Giussani references many Italian poets and writers who in many cases are not known outside of Italy.
I do not think this is a major issue. Other examples can be used. What matters is that he demonstrates how it is done. There is a lot of literature that helps cancel out the other images of the faith and the religious sense. The first thing that comes to mind are the stories of Flannery O’Connor about violence and grace. Or the novels by Walker Percy such as The Moviegoer, Love in the Ruins, and Lost in the Cosmos. I think that the youth can identify with the sense of feeling shipwrecked, that is, feeling abandoned and waiting to hear a message that never seems to come but is still worth waiting for.

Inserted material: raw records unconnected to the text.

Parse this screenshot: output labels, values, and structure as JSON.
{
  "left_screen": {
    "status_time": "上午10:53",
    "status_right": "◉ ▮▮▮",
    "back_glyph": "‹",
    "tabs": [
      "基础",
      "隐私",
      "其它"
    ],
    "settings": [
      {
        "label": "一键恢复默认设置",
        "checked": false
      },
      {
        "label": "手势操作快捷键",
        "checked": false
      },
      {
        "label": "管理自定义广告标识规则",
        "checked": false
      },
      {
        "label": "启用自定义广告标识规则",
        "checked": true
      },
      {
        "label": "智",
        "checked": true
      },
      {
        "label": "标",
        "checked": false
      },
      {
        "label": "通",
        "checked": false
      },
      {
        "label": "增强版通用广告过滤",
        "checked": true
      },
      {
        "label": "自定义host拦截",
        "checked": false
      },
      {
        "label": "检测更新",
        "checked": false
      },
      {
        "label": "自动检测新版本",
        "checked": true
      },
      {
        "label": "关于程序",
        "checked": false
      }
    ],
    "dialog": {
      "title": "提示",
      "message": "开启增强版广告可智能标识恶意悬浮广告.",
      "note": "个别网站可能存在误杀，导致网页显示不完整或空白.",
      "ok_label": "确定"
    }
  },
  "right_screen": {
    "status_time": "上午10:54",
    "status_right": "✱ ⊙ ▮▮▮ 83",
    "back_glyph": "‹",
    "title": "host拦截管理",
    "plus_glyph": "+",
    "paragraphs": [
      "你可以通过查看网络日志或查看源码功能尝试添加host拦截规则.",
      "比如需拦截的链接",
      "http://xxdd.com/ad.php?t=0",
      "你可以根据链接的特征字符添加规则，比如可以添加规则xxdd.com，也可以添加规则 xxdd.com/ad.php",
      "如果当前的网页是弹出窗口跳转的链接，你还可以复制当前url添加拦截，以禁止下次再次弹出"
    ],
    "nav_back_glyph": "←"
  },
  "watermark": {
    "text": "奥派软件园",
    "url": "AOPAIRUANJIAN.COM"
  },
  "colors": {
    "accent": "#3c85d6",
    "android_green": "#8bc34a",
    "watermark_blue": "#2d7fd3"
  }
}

In the current polarized state of our culture, the questions that constitute the religious sense can be new territory to start from together.
Many young people are tired of debates that seem to go nowhere. They are also tired because people reduce faith and the church to a collection of beliefs. Instead, I like to think of the title of a book by Flannery O’Connor called Everything That Rises Must Converge. If we start from the topics that divide us, we can argue and debate all we want without gaining anything, because those who are a-religious do not have a sense of the beauty of the faith and tradition; that is, the point where everything that emerges converges. Our
task is to show that the church’s teachings are not a list of restrictions, but something intrinsically fascinating, because He who has started this small group of followers, the Christians, was rich but became poor for our sake. This is something that is attractive if it is taken seriously because it is beautiful and sheds light on everything else. When this is understood, only then is it worth discussing with someone who thinks differently. But the point is that something must be communicated even before starting a debate.

Which page of this book struck you the most?
The last one. Can I read it?

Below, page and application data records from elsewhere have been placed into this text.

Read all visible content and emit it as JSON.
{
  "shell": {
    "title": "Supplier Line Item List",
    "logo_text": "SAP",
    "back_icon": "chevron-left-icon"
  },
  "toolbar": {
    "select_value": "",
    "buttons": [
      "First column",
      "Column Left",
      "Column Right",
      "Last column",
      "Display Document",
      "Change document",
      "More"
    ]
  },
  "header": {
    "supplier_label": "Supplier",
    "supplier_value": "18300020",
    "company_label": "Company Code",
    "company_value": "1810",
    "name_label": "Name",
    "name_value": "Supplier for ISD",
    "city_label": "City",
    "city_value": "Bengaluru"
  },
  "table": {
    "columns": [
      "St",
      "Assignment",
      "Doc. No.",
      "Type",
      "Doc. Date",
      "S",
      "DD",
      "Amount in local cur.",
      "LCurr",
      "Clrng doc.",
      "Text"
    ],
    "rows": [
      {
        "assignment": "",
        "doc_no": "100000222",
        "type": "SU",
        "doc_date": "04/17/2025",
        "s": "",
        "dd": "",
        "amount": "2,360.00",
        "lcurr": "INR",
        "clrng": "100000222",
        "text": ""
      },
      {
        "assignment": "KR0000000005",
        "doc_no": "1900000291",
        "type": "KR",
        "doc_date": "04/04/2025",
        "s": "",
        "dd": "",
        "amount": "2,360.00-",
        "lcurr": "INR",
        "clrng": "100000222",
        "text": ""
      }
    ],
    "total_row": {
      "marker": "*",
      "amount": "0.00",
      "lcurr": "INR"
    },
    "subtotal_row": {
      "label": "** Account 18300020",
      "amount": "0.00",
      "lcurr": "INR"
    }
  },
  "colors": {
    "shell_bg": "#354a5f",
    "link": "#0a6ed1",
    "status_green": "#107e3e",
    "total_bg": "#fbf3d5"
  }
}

Of course.
“The fundamental dogma of the Enlightenment is the impossibility of a revelation. This is the taboo preached by all liberal philosophy and its materialistic heirs.” This is the aim of universities today, even those who hide behind religious language. This is the consequence of Kant’s attempt to translate the terms of revelation into terms of pure reason. I love this book because it emphasizes how such a claim falls short. Giussani continues: “The affirmation of this impossibility is the extreme attempt that reason makes in order to dictate by itself the measure of the real, and therefore, the measure of the possible and impossible in reality. But the hypothesis of Revelation cannot be destroyed by any preconception or option. It raises a factual issue to which the nature of the human heart is originally open. This openness must prevail if life is to be realized. The destiny of the ‘religious sense’ is totally tied to it.” Then the book concludes with a quote by Franz Kafka that moves me every time I read it: “This is the frontier of human dignity: ‘Even if salvation does not come, still I want to be worthy of it in every instant.’” For me, Giussani calling us to have a reason that is open is decisive. This book provides the tools to say: No, the default position of today’s culture does not correspond to my heart because it is reasonable to be open to the intervention of grace. In the English edition (in the endnotes) there is another quote by Kafka that is provoking.

Will you read that also?
“I try to be a true attendant upon grace. Perhaps it will come–perhaps it will not come. Perhaps this quiet yet unquiet waiting is the harbinger of grace or perhaps it is grace itself. I do not know. But that does not disturb me.” That’s incredible. It is the kind of spiritual advice that helps you rise above your problems. God is the one who can save us if He wants to. Our responsibility is to desire this even when it seems impossible.